Ashley’s beach faces Posted on August 15, 2012 by Salley Mavor Ashley Wolff sent these pictures of other beach faces she’s made at different latitudes along the California coast. Pretty wonderful! Share this:ShareFacebookEmailPrintLike this:Like Loading... Related
Oh how I love the faces, living in southern California, perhaps one day I will find one!
These are delightful—and so creative. And what a decision Ashley has to make after she’s photographed one—to leave it for others to see and appreciate or to take the plastic pieces, toothbrushes and other man-made objects to the nearest garbage can.
Neat! Forwarded this one to Ella who’s already turning 12 in a couple of weeks….hard to believe! Hope your summer is going well! Ours is busy and fun, most of the time! Love and hug, Maria
Sent from my iPad
Super divertidos rostros, me encanta tu creatividad!!!!!!
Un gran abrazo.
Although I see the creativity in these photos, I see a deeper message.

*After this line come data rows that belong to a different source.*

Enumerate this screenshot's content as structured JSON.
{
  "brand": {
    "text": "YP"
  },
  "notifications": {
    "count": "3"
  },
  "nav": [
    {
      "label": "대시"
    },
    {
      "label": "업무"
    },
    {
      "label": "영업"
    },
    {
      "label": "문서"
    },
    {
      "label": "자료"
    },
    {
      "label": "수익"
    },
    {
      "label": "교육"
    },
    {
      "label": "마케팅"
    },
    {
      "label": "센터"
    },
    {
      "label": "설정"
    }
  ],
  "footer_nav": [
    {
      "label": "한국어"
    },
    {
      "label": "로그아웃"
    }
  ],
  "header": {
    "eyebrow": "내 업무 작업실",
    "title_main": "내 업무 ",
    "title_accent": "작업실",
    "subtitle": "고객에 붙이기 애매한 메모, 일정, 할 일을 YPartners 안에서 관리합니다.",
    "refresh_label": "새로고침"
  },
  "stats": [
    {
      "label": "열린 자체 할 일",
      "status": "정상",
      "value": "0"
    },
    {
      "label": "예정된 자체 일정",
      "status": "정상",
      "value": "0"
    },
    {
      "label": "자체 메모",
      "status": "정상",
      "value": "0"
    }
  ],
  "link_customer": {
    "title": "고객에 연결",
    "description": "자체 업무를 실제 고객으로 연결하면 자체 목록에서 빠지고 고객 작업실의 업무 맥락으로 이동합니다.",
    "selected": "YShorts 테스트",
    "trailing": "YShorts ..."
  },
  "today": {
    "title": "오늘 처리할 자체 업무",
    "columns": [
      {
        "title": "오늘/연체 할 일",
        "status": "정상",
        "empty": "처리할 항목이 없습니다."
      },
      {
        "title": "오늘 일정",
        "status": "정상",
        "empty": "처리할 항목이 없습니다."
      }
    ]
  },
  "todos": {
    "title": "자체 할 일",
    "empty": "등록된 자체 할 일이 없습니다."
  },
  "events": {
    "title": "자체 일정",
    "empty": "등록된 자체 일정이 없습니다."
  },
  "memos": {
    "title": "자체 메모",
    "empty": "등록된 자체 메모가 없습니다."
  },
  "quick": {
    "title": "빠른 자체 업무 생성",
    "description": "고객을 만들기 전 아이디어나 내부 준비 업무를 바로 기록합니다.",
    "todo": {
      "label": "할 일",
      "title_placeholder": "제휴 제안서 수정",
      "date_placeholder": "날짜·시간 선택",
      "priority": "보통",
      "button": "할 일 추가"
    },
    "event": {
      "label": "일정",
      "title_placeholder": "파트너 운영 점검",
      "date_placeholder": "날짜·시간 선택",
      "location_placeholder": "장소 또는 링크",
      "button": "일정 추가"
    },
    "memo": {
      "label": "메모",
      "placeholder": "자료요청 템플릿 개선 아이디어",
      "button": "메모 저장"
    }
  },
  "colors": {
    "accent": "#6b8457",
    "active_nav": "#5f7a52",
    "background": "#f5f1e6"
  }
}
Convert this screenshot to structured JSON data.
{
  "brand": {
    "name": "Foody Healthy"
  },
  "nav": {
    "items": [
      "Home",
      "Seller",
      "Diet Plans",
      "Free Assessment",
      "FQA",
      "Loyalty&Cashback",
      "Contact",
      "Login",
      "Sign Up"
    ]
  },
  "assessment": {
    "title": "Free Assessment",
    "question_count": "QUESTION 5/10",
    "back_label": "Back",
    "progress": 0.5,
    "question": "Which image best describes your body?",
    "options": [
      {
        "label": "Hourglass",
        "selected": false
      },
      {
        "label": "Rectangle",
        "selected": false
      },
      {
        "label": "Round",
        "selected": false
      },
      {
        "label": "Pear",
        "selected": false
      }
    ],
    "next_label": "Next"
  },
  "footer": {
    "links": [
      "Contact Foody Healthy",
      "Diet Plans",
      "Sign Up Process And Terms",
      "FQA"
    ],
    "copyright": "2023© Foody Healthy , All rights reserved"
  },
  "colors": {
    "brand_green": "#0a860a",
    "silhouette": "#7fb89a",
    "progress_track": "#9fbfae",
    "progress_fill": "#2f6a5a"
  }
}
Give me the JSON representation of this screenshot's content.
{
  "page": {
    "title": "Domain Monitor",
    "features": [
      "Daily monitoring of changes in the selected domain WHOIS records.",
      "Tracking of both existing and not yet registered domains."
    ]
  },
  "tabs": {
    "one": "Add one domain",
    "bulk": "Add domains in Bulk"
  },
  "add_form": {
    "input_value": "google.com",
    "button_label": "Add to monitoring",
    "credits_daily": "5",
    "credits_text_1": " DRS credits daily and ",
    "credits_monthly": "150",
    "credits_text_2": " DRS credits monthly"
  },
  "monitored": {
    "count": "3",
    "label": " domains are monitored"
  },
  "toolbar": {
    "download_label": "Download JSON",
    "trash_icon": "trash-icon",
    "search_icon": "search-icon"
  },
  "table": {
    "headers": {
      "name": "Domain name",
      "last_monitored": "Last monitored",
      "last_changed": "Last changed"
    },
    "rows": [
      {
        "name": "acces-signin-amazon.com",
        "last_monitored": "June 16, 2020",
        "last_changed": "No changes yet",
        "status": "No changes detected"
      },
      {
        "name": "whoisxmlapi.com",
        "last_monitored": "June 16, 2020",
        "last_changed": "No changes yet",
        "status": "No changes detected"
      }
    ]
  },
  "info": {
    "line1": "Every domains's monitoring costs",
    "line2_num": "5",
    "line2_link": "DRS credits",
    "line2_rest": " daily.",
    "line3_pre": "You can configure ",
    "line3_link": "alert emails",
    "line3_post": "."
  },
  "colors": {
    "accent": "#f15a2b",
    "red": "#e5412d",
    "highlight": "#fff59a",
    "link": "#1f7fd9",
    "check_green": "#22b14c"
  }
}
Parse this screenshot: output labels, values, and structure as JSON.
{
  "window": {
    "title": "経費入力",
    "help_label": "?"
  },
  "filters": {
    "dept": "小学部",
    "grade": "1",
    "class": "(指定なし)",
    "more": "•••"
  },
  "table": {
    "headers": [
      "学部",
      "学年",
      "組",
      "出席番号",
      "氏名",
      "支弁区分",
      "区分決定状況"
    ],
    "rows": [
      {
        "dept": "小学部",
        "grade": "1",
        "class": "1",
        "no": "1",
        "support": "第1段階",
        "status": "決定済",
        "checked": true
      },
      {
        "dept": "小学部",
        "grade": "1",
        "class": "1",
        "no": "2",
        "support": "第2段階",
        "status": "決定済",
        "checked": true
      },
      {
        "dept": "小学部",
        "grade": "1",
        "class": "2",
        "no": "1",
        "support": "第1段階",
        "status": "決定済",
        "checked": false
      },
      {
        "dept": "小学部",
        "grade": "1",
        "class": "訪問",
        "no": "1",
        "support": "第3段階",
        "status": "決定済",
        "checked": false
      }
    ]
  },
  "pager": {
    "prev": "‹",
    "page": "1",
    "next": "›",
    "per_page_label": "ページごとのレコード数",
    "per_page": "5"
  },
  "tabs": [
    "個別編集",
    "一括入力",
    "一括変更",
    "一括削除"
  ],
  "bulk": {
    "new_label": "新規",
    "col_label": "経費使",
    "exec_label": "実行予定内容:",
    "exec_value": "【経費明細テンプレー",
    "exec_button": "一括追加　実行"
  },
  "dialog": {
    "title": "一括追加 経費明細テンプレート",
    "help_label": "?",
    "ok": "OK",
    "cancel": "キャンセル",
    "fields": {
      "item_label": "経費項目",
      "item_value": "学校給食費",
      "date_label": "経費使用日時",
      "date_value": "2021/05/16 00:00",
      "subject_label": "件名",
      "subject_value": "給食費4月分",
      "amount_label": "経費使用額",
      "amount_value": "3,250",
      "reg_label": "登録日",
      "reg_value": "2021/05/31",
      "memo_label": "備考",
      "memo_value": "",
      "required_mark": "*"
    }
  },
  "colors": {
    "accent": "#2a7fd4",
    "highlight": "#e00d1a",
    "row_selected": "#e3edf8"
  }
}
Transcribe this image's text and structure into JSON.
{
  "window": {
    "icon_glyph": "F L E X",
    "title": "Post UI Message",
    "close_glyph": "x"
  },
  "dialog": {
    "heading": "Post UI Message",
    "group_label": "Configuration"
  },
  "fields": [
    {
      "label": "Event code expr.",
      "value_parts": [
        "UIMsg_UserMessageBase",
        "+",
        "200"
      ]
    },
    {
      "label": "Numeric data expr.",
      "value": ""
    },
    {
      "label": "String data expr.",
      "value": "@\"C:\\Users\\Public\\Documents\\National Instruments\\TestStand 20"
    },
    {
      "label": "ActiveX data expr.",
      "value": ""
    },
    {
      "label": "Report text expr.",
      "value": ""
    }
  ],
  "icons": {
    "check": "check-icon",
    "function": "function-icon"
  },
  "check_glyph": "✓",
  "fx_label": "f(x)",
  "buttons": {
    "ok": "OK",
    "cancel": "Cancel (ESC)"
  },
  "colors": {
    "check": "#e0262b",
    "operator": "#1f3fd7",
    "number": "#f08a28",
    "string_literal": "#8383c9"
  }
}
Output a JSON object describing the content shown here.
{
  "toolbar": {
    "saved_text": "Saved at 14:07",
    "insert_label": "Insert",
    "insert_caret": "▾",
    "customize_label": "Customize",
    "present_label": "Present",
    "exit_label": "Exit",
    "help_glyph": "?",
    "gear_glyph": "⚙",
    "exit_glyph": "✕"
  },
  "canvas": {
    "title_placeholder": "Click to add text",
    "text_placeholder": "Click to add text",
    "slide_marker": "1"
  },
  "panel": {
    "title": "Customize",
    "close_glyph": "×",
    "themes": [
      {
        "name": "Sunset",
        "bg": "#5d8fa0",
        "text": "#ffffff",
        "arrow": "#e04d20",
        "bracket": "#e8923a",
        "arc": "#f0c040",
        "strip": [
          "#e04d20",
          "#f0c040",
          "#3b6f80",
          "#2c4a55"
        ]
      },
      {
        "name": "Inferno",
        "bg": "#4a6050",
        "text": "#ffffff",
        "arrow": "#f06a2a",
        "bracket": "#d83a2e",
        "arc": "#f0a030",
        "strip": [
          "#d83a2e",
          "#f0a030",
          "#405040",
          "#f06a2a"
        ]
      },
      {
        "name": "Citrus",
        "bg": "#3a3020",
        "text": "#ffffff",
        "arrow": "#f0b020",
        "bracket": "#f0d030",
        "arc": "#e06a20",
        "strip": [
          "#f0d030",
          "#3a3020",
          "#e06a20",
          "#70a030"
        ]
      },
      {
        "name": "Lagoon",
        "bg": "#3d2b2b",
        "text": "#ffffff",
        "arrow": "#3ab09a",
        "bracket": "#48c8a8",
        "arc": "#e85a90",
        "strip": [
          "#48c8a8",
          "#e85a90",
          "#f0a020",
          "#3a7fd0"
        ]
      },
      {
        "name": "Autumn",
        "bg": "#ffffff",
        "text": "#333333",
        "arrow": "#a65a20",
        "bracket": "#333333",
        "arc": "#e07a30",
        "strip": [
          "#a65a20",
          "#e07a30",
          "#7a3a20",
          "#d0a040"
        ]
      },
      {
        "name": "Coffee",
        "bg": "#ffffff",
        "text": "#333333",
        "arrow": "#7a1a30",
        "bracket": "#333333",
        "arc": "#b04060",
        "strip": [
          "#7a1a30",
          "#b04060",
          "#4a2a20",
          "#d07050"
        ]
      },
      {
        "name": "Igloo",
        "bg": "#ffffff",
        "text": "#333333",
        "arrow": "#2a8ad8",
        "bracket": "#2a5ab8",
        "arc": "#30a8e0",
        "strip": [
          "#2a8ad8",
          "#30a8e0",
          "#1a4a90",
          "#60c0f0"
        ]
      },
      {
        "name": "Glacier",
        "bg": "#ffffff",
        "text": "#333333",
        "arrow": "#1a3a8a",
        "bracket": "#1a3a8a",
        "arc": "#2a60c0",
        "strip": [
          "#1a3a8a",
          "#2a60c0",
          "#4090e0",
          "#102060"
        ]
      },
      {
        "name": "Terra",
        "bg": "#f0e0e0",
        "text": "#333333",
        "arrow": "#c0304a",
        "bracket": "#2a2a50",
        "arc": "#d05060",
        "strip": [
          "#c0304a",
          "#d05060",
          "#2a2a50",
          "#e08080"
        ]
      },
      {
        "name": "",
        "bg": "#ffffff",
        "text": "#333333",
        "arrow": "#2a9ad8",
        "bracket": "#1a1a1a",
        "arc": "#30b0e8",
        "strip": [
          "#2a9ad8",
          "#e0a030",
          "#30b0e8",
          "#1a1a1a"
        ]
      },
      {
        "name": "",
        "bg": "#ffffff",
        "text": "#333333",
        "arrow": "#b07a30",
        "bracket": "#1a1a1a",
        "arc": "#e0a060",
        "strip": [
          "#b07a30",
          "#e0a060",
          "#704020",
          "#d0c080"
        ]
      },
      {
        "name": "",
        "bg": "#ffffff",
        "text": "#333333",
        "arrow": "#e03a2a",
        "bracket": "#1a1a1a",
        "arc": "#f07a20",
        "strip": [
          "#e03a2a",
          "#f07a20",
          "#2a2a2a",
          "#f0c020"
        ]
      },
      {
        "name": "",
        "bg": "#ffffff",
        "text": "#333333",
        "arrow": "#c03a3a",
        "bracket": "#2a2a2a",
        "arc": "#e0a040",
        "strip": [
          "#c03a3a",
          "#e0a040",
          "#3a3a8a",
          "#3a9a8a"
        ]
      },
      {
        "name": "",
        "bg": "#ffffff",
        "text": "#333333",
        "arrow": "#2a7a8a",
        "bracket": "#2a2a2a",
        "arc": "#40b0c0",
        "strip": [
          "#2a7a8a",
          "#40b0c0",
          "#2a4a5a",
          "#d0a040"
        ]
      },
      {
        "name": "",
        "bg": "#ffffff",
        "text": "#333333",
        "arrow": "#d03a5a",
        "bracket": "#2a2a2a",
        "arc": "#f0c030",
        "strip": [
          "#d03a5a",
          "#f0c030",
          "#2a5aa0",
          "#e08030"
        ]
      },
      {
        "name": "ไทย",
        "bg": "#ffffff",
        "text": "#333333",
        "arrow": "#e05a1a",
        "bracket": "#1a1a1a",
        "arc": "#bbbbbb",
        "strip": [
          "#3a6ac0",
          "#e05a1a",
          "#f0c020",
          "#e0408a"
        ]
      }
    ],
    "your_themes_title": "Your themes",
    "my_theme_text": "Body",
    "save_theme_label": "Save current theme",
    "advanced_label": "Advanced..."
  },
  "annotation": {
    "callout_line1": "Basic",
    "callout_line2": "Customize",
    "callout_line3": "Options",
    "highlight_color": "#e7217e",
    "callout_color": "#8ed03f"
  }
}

The Importance of Recycling..
To my mind this a look into the future of our beaches.. Where once it was place where a child came to discover sea shells.. Now you discover toothbrushes and discarded plastics.
I hope your friend consider sending these to a Recycling Group or Program to educate children and adults the importance of Recycling..
Place trash in trash cans or take it home and dispose of it.. or else, their children too, will walk the beaches where instead of find shells, it will be rusted cans and plastic bottles..
Thank you for your comment, Rebecca. Unfortunately, most of the plastic found on beaches is not from local littering. The trash originates with international deep sea dumping, then travels hundreds of miles in ocean currents. It breaks down to samller pieces and washes ashore onto coastal beaches.
Love the faces!
We have a local artist who has made an artform from all the junk that is washed up on Spurn Point. It presses the points raised by Rebecca and is always both fascinating and shameful when you view his work. His name is Martin Waters
You are all right, some of the trash is from the ocean, miles away and much of it is more local. What strikes me, in the last 10 years, is the absence of “sea glass”-one never finds it.
Pamela, I always photograph, then clean up the trash and leave the organic. In fact, since I have a dog and a couple of poop bags always in my pocket, I can always fill a bag with beach trash, whether I have time for a face or not.
Like making art anywhere-making these faces makes one slow down and truly look, smell, feel and experience the beach environment.
Wonderful. This might be a fun way to get kids to help clean up the beach. The talent won’t be a fine, but a good project just the same 🙂 Hugs, Ashley.
These are fantastic! I love Ashley’s creative genius. Somehow, I can see her in my mind’s eye creating these faces while her dog looks on…
It seems that sea glass is now a collectible item.